How to complete this task: Going line by line through the data below, report how many lines include the word "COLG", with nothing added.

Data records for software interfaces:

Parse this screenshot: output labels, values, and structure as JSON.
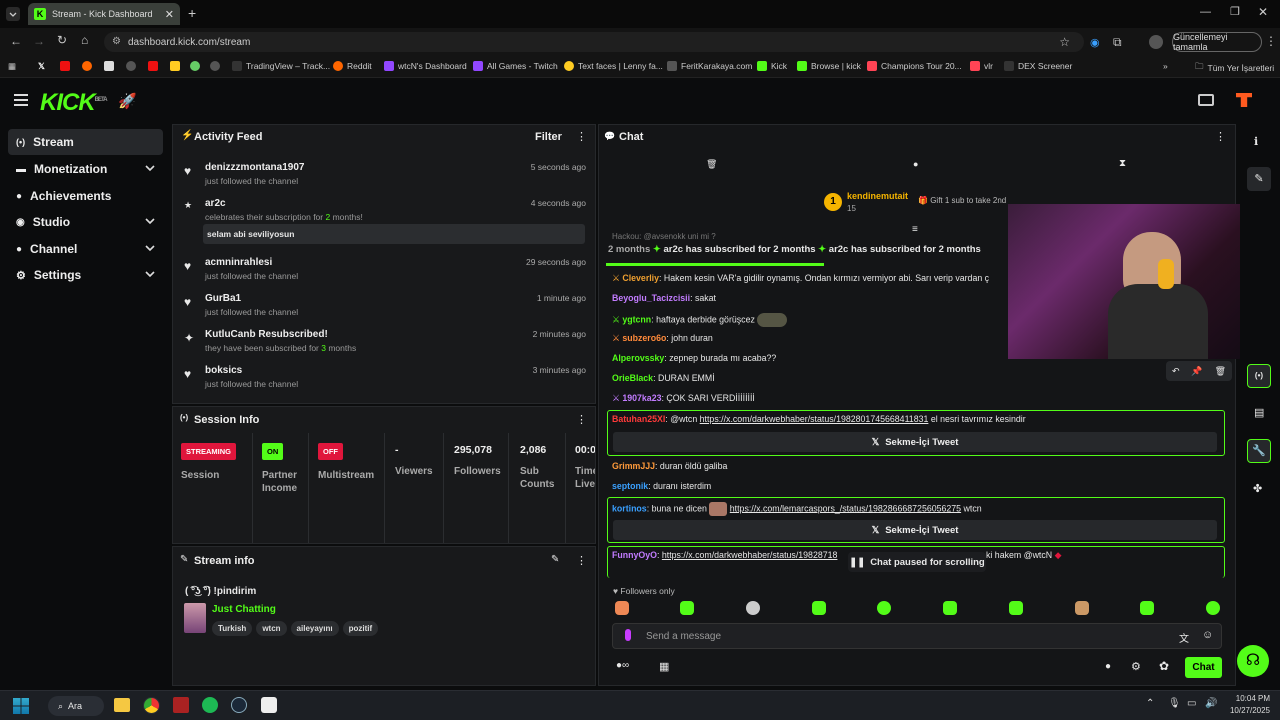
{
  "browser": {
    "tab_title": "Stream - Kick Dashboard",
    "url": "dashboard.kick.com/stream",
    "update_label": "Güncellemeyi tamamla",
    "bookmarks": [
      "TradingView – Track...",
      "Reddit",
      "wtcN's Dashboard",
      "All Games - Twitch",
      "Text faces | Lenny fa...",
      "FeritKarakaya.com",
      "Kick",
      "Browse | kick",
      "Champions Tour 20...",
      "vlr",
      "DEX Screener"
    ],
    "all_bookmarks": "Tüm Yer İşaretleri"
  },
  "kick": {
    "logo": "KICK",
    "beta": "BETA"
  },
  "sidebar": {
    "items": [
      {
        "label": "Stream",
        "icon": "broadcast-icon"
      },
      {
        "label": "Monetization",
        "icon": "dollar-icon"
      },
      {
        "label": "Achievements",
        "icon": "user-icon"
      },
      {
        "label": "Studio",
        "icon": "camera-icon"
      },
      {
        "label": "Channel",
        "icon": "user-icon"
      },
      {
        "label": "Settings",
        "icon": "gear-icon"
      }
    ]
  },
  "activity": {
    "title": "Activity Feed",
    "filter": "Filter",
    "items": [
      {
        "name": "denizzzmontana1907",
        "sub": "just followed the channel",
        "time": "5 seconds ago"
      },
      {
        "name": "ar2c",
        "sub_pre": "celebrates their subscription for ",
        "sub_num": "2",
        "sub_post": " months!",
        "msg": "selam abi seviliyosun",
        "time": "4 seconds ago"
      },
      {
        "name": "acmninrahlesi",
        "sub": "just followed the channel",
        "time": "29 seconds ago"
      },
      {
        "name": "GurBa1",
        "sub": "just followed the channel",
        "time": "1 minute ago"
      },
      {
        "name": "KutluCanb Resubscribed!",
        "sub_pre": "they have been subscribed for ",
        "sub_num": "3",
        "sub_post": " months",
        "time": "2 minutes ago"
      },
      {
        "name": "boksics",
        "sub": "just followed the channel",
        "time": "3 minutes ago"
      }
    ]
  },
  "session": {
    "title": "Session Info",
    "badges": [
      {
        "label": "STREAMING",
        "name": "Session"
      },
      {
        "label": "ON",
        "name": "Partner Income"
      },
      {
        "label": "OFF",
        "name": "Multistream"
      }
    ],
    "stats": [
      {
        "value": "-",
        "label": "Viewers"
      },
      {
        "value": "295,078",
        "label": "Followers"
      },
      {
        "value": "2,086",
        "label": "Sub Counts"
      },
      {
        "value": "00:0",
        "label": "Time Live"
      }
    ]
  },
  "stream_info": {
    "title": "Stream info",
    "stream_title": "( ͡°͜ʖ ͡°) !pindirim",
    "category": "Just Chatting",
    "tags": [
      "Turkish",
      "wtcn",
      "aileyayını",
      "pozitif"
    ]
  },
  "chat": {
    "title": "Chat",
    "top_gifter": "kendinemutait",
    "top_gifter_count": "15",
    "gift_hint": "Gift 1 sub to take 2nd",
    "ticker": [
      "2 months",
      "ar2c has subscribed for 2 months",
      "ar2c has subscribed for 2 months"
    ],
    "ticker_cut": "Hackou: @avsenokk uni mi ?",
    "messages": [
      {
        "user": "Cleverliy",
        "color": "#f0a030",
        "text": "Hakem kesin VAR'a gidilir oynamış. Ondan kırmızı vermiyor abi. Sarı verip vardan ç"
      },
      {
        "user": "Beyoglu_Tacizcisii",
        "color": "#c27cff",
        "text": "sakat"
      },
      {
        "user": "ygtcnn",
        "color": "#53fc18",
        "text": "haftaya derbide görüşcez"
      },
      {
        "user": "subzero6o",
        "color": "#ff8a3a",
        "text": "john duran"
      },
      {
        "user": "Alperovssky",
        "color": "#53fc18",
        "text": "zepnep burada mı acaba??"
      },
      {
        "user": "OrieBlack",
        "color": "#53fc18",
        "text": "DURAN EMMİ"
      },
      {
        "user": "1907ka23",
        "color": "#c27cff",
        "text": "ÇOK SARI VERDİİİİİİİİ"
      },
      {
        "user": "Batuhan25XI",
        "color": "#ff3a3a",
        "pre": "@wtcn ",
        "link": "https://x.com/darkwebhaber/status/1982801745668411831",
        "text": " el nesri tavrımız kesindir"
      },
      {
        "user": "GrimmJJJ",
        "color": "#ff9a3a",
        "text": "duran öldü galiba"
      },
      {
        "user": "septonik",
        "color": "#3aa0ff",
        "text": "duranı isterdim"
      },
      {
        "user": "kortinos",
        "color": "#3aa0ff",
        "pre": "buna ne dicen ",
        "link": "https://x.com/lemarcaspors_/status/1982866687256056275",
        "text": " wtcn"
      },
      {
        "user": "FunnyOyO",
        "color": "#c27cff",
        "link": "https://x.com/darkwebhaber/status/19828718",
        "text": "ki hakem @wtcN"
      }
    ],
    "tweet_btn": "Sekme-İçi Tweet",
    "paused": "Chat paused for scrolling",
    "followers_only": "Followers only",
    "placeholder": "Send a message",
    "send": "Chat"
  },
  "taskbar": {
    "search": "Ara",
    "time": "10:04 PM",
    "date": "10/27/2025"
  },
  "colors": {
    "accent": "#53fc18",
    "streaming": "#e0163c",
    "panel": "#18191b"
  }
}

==

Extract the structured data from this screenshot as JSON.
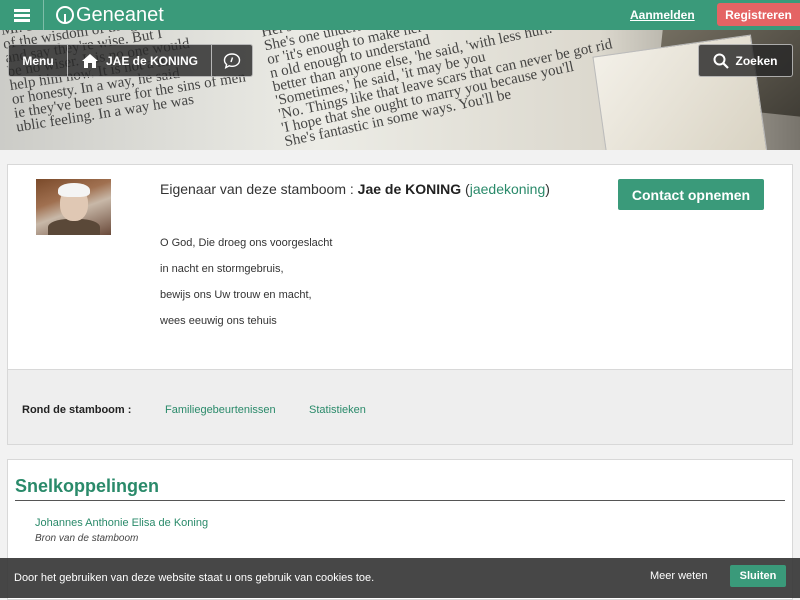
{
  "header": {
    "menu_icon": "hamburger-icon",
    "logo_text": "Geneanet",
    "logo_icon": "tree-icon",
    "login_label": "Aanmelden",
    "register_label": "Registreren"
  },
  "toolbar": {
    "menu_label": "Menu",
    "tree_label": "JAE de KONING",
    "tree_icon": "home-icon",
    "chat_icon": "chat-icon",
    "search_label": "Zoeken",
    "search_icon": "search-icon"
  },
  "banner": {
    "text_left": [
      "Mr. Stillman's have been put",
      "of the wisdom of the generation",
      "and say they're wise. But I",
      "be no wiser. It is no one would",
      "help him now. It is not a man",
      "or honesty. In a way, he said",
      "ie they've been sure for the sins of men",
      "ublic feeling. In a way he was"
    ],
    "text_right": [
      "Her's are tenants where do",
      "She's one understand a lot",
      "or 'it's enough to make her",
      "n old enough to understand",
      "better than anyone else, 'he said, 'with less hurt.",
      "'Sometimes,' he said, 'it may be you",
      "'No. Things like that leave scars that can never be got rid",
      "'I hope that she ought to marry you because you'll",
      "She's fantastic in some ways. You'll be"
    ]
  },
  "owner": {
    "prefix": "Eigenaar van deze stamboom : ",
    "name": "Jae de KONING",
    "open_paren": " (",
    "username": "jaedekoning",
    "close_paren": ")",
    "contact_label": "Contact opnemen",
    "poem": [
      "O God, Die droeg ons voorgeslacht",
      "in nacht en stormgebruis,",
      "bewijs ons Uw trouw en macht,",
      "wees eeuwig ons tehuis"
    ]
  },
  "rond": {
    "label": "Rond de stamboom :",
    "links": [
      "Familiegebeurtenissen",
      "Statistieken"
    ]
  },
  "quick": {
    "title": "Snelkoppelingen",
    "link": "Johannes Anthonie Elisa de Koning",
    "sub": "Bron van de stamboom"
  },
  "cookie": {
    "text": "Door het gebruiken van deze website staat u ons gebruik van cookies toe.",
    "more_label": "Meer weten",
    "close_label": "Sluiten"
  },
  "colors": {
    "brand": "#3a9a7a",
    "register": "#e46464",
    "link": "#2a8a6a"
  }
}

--

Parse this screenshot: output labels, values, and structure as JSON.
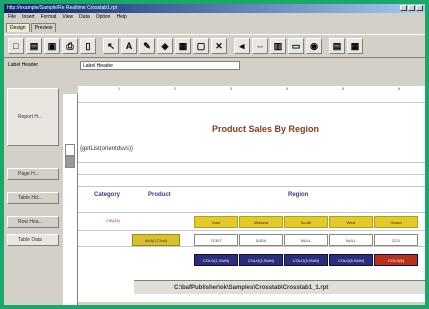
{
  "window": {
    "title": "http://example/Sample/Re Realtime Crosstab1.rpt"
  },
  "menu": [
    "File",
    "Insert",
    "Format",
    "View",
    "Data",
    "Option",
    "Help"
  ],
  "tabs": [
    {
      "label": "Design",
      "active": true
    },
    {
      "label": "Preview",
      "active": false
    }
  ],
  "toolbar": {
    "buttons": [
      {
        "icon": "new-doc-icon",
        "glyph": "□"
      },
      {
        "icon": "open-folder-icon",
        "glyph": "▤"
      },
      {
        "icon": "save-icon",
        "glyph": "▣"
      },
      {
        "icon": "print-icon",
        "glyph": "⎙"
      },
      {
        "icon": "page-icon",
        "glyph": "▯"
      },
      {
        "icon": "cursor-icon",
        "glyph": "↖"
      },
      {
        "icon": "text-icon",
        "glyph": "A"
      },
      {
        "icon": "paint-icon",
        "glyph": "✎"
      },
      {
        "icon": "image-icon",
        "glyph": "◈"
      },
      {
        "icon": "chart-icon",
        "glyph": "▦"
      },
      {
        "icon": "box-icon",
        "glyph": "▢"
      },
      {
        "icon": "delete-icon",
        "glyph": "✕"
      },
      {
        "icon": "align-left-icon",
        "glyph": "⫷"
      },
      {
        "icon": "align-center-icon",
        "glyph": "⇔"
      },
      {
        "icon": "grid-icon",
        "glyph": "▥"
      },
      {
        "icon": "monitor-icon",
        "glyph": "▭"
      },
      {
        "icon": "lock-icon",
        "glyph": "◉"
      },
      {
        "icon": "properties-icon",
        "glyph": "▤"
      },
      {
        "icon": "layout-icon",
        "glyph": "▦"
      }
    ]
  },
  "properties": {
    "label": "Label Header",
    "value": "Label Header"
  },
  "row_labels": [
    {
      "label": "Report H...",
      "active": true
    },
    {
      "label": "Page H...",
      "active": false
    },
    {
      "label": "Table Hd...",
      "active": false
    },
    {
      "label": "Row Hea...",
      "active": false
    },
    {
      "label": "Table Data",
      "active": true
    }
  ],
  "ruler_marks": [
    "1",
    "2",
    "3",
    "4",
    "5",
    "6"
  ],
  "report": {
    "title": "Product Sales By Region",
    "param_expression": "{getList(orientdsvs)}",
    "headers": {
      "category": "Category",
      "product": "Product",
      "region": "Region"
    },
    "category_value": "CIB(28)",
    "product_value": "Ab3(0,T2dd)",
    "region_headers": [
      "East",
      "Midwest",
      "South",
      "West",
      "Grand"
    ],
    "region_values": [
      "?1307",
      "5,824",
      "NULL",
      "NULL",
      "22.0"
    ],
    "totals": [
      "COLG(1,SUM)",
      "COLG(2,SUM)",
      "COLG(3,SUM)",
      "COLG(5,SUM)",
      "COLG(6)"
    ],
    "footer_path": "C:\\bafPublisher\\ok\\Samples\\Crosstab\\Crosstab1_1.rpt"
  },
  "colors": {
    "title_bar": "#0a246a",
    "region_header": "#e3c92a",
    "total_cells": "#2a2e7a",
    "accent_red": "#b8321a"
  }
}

Written answer: 5